Thursday, 20 December 2012

Winter arrives in the Trossachs

With my last post I provided a few photo's of my runs in October and November, the theme was lots of autumnal colours and mud.  This post will chronical the rapid change in weather that ushered in winter of the 1st of the December, the theme is snow and ice, and more ice!

At sunrise on the 1st December I headed out with two friends, Toby and Andy, to do the run/cycle the 15 mile route around Glen Finglas.

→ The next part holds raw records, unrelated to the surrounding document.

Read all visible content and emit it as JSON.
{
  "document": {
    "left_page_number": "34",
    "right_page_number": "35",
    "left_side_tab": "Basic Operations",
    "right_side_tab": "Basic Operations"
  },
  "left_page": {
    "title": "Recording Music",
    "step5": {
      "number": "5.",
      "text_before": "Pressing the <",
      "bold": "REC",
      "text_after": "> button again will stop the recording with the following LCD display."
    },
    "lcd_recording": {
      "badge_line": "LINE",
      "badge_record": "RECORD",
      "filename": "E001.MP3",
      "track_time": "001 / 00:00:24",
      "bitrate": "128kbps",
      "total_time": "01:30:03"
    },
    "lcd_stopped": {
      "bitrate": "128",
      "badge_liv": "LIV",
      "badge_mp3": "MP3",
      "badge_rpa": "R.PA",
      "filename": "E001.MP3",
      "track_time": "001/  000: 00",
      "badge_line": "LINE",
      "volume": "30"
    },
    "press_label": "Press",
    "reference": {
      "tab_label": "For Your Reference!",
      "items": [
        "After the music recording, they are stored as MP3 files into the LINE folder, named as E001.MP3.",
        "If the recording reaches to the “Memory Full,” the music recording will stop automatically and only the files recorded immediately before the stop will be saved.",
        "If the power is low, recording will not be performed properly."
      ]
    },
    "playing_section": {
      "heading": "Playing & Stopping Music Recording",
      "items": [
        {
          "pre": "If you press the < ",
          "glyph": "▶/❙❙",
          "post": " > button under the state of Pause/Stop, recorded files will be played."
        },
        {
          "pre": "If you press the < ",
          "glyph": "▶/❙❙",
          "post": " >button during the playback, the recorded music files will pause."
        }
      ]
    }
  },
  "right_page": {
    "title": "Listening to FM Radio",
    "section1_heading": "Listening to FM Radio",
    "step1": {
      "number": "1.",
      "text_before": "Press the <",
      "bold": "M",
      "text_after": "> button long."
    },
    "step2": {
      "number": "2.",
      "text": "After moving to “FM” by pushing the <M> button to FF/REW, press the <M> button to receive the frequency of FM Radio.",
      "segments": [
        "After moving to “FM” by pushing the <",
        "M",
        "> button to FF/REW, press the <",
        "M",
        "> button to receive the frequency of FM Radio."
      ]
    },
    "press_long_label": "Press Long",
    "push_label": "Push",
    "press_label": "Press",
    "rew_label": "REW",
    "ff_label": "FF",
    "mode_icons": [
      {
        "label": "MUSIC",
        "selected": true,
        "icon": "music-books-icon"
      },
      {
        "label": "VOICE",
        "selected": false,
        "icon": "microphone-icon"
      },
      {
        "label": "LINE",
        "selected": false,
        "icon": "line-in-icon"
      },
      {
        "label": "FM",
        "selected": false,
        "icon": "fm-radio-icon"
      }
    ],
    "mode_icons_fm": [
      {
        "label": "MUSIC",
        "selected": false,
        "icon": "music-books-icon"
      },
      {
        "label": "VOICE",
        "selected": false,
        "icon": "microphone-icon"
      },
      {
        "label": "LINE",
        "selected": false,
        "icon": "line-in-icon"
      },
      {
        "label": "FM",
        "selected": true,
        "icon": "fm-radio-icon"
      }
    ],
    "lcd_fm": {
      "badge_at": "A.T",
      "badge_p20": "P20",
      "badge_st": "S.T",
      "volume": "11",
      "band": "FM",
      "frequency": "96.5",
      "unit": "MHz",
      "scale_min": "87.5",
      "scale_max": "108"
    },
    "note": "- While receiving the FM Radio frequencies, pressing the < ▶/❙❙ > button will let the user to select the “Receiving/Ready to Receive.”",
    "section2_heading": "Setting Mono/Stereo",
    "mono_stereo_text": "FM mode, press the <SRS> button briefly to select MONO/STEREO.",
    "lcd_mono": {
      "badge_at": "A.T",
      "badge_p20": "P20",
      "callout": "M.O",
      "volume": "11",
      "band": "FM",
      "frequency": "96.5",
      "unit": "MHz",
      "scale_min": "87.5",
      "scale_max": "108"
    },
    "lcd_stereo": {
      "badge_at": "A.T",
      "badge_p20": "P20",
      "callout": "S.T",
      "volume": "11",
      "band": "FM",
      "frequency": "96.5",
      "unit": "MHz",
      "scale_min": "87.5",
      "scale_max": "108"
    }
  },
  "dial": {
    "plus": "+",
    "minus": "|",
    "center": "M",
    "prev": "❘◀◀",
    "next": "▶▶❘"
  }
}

Toby planned to cycle, which Andy and I were running.  This plan hit the buffers as soon as we head out on the farm track, it was covered in ice, walking without slipping was a problem, let alone cycling or running.  It was beautiful though.

Toby walking his bike on the icy trail, Loch Finglass and the Glen Finglass hills ahead.
After a couple of miles Toby abandoned the bike as it was clear that the constant ice wasn't going to abate, and we gingerly joggled/walked around the first real ascent at which point Toby headed back, leaving Andy and myself to start the climb.  After 5 miles of constant icy trail the climb rewarded us with  snow covering and suddenly the run was transformed - we had grip and even more awesome views!

Andy at the summit of the trail.

A picture for shoe geeks - Inov-8 Trailroc 245 + Inov-8 Gaitors worked well in the snow 
The first few miles of descent was a blast while the snow cover lasted, but as got down into the valley bottom the glass like ice on the trail returned.  Both Andy and I slid on the ice, neither Andy's Mudclaws on my Trailrocs were up to the challenge.

A couple of days later the snow fell down in Callander, so I had to head out in the virgin snow for a run the 6 mile Scout Pool loop.  I was the first person out on the trails, not the first animal though - plenty of deer and bird prints added the wildness of the day.

View looking west towards Ben Gulipen and Ben Ledi
View south towards Keltie Bridge.

View looking from south bank towards the new Bracklin Falls Bridge
View looking north from Bracklin Falls Bridge

Looking down from the bridge toward the south bank where the early photo was taken

Heading north from Bracklin Falls
Emerging from the Forest looking North West, Ben Ledi and Stuc a'Chroin in the distance
Cross the concrete bridge, looking south towards the Scout Pool
View looking north towards Stuc a'Chroin an Ben More.
Return leg takes you down the Bracklin Road, here looking South West towards Callander

 A few days into having the snow all the trails that I run on had vehicle tracks and plenty of foot in prints that compressed the snow and with the slight daytime thaw the trails became more and more icy and rutted.

View looking West towards Ben Ledi with spectacular wave system set up above, trail was awful to run on though.
My children had lots of fun making this snowman, but as the week progressed it's waistline become improbably thin, alas the next day he was no more.

By the second week of December most of the snow had melted in Callander but the all trails had undergone so many cycles of freeze thaw that became treacherous.
The side to side icy on the Cohallian Wood trail
After giving up on the Trails on one run I headed up the Invertrossachs Road to Loch Venchar

On my return trip something caught me eye
A red squirrel feeding on a tree by the road, they are tiny and sooo CUTE :-)

In an attempt to make running the trail a little safer I put screws into the bottom of an old pair of Roclite's and tried them out on a run up Ben Gulipen

Running on Ice? Must have a screw loose!
View from Summit of Ben Ledi, just below cloud base

Starting descent down Ben Ledi, heading East back towards Callander

Footprint in light snow covering over 3cm thick ice, note screws work cutting down to ice but not enough to cut into it.

Even with the screws in the shoes I was still slipping where ice was on a gradient, the ice was just too thick and solid for the screws to cut into it.  The screws scratched the surface to provide a bit of resistance so while I was still slipping at times most of the time had enough grip to keep balance. 

After two weeks of running on icy trails the weather finally warmed up enough to start melting the ice, since mid December the local trails have been clear.  While I never fell in the all the hours on the ice, I did slip several times and once jarred my back - paradoxically it was the lack of resistance on footfall that caused by back to jar as my core muscle were activated in preparation for the expected landing forces.  The constant small slippages and hard uneven trails have also stressed my Achilles and Soleus muscles so am now having to take my training easy while they recover.

On a more positive note, my plantar fascia problems that have plagued my running since August has started to improve - I'm no longer need to hobble around for the first few minutes on getting up each morning, and only tend to find aches from the feet in the first mile if at all.

With Christmas Festivities just round the corner and heavy rain currently falling the tone of December is changing once more.  I can't wait till Christmas, I'm sure Santa will be able to deliver a few running goodies :-)


  1. The scenery is undoubtedly beautiful, but beware of those ice roads, they look nasty!

  2. No ice anymore thankfully, unfortunately it's been replaced the threat of floods!